It's been hard for any other candidates or issues to get any air in this election in the torrid three-way U.S. Senate race. But Alaska voters will have plenty to decide between now and the end of voting on Nov. 2, and that includes a $397 million investment in education and research.
Lawmakers last spring voted to put a list of major education projects before the voters in the form of general obligation bonds. It's an impressive list that stretches from Southeast to Kenai, Anchorage, Mat-Su, Fairbanks and the Yukon-Kuskokwim Delta.
The most expensive projects are the life sciences building and lab at the University of Alaska Fairbanks ($88 million) and the community arena and athletic facility at the University of Alaska Anchorage ($60 million).
Both are top priorities of those campuses. UA also gains with an art and learning center at the Mat-Su campus ($23.5 million), student housing and a career and technical education center at Kenai Peninsula College ($30.5 million) and campus renovations at Prince William Sound Community College in Valdez ($5 million).
In addition, worn-out K-12 schools in Alakanuk, Kipnuk and Kwigillingok will be replaced ($128.5 million).
That's a sticker-shock inducing price tag for the village schools, but Alaskans know that the cost of construction in rural Alaska runs higher than in urban areas, and the state is obliged to provide safe, functioning schools.
Other projects include a pool for Mount Edgecumbe High School, a new home for the state library, archives and museum, a Fish and Game fisheries research center at Near Island in Kodiak and planning for a vocational educational center in Klawock.
The UAA arena is of particular interest in Anchorage and has the support of both Mayor Dan Sullivan and the Assembly.
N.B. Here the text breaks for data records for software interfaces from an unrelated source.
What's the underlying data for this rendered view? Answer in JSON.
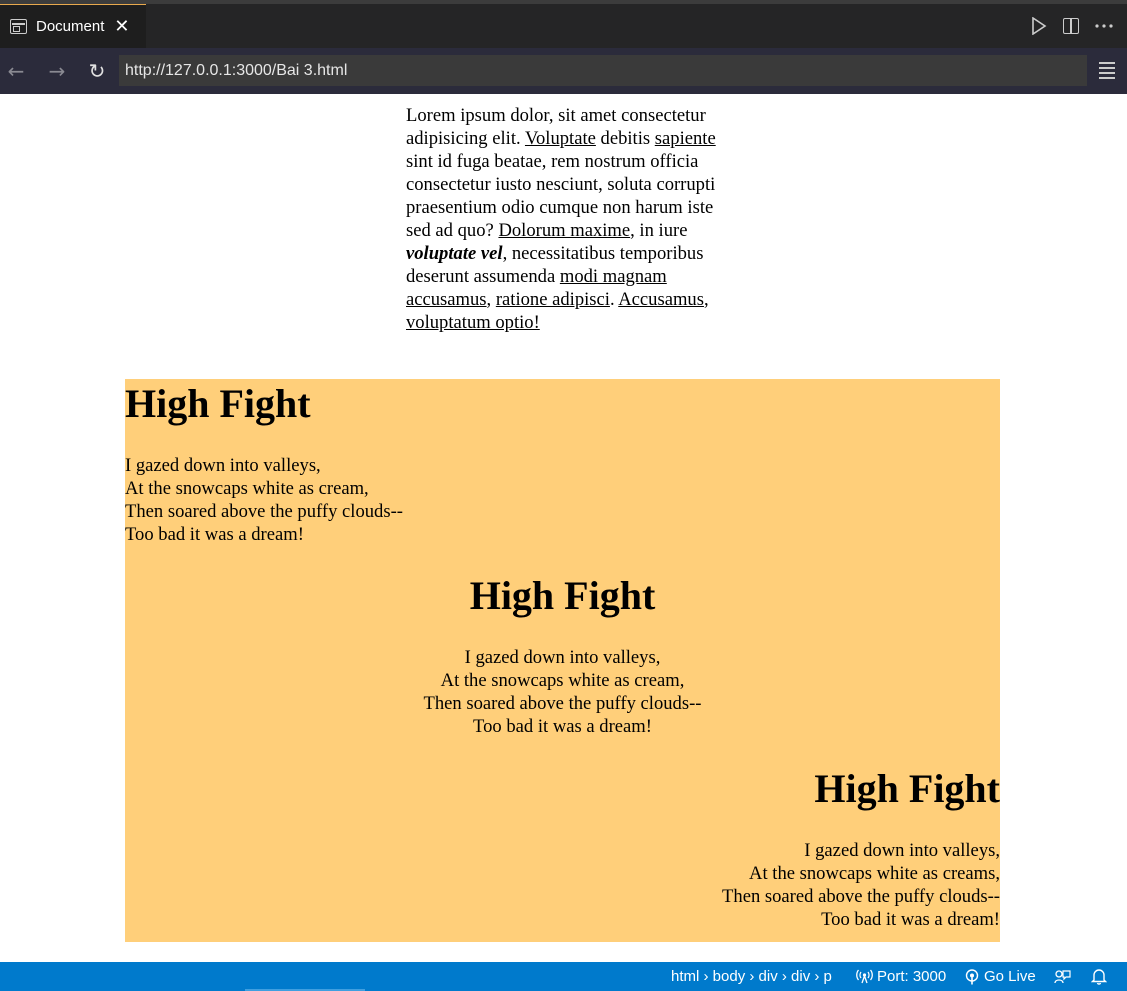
{
  "tab": {
    "title": "Document",
    "close": "✕"
  },
  "nav": {
    "back": "←",
    "forward": "→",
    "reload": "↻",
    "url": "http://127.0.0.1:3000/Bai 3.html"
  },
  "content": {
    "lorem": {
      "t1": "Lorem ipsum dolor, sit amet consectetur adipisicing elit. ",
      "l1": "Voluptate",
      "t2": " debitis ",
      "l2": "sapiente",
      "t3": " sint id fuga beatae, rem nostrum officia consectetur iusto nesciunt, soluta corrupti praesentium odio cumque non harum iste sed ad quo? ",
      "l3": "Dolorum maxime",
      "t4": ", in iure ",
      "em": "voluptate vel",
      "t5": ", necessitatibus temporibus deserunt assumenda ",
      "l4": "modi magnam accusamus",
      "t6": ", ",
      "l5": "ratione adipisci",
      "t7": ". ",
      "l6": "Accusamus",
      "t8": ", ",
      "l7": "voluptatum optio!"
    },
    "poems": [
      {
        "title": "High Fight",
        "lines": [
          "I gazed down into valleys,",
          "At the snowcaps white as cream,",
          "Then soared above the puffy clouds--",
          "Too bad it was a dream!"
        ]
      },
      {
        "title": "High Fight",
        "lines": [
          "I gazed down into valleys,",
          "At the snowcaps white as cream,",
          "Then soared above the puffy clouds--",
          "Too bad it was a dream!"
        ]
      },
      {
        "title": "High Fight",
        "lines": [
          "I gazed down into valleys,",
          "At the snowcaps white as creams,",
          "Then soared above the puffy clouds--",
          "Too bad it was a dream!"
        ]
      }
    ]
  },
  "status": {
    "breadcrumb": "html › body › div › div › p",
    "port": "Port: 3000",
    "golive": "Go Live"
  }
}
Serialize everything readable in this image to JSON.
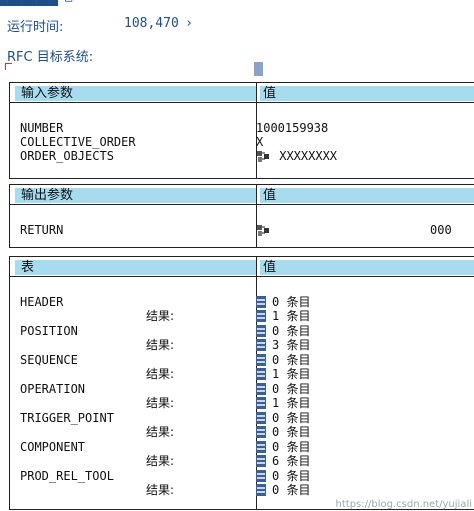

The arena will give both the university and city a new athletic and public event venue -- bigger than the Wells Fargo Sports Center, smaller than the Sullivan Arena. The new arena will allow far more team, student and community use than the current 30-year-old center can support. UAA has the smallest on-campus athletic facility in the Great Northwest Conference, despite having the second-largest enrollment of the 10 schools.
A McDowell Group study prepared for UAA concluded that demand at the sports center runs from 4,500-5,000 people per week, while the facilities there can accommodate 2,000 people per week. User groups now turned away from the sports center and the Wendy Williamson Auditorium would find a space in the new arena.
Both Anchorage and UAA have grown dramatically since the current sports center opened in the late '70s. A new UAA arena is not an example of "build it and they will come." They're already here, and waiting.
Given that lawmakers last spring passed a $3 billion capital budget, why go to the voters for a bond?
One reason was that lawmakers wanted to let Alaska voters decide how much they wanted to invest in new education facilities. Another is that even with the state's surplus, bonding makes financial sense. Unlike city bonds, these won't increase any property taxes. And low interest rates make them a good investment now.
This is a big investment in the state's educational system. But it's an investment in long-term facilities that will provide both short- and long-term jobs. Better yet, they'll still be serving our students and communities long after the bonds are retired. It's a good vote.
BOTTOM LINE: Yes on Prop B for schools from K-12 through the university.